Severe sunburns can cause serious complications if you don’t seek medical attention. The burners may blister and become infected with a bacterial infection. You may need emergency room treatment if you have a fever, feeling hot and shivery, dizziness, nausea, headaches, and muscle aches. You can use prescribed pain medications to reduce pain and inflammation and antibiotics to reduce infection.
Sunburns usually disappear on their own within a few days. When a sunburn is mild, the skin will be red but not painful. For mild sunburns, your body will usually heal itself, and you’ll be able to handle the pain with an over-the-counter pain reliever. Cooling the skin is also recommended to ease the irritation. Cover the burned area with a damp towel or take a cool bath with baking soda several times a day.

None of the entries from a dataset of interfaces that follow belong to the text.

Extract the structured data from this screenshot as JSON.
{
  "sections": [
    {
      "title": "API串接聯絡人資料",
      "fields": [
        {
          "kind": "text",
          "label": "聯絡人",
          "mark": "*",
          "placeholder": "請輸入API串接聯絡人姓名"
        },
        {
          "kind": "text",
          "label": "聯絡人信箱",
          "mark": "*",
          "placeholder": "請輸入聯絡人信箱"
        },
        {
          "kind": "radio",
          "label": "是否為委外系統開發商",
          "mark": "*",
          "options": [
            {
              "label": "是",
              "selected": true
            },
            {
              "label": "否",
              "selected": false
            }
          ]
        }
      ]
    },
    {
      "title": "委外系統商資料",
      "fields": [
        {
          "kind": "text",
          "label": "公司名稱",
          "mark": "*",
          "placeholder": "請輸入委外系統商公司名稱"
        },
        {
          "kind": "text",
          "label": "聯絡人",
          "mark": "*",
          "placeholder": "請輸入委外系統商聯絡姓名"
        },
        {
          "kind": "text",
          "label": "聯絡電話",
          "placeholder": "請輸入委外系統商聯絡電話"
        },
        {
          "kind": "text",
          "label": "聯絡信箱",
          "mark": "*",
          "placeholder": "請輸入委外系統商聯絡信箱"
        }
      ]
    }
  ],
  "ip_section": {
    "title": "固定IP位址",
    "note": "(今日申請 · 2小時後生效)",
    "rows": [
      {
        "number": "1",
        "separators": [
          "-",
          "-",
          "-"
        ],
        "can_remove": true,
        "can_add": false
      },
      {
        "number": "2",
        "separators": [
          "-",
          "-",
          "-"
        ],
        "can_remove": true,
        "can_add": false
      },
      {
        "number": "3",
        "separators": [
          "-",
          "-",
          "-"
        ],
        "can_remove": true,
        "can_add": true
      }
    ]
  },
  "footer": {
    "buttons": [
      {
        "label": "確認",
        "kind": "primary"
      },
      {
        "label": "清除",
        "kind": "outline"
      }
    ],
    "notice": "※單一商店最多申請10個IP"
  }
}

Apply a moisturizing gel or lotion like aloe Vera or Calamine to soothe the skin. It is crucial to avoid pricking or to break the blister. If the blister breaks, clean it with water, apply an antibiotic ointment and cover the area with a nonstick bandage. You can also try taking anti-itch medication to relieve the itchiness because it causes the skin to peel.
Severe sunburns can cause complications and can lead to permanent skin damage. The complications include blisters that are not treated properly, infections, and long-lasting pain.
Overexposure to the sun causes premature aging by accelerating the process. This is because UV light damages the dermis and weakens the connective tissues and the formation of wrinkles.
Excessive exposure to UV light without sun protection can damage the DNA cells and increase the risk of skin cancer. Eye damage can also arise because the sun can damage the retina or cornea.
Sunburns tend to clear after a few days with home remedies. However, visit Express Emergency Room for assistance if you get severe burns.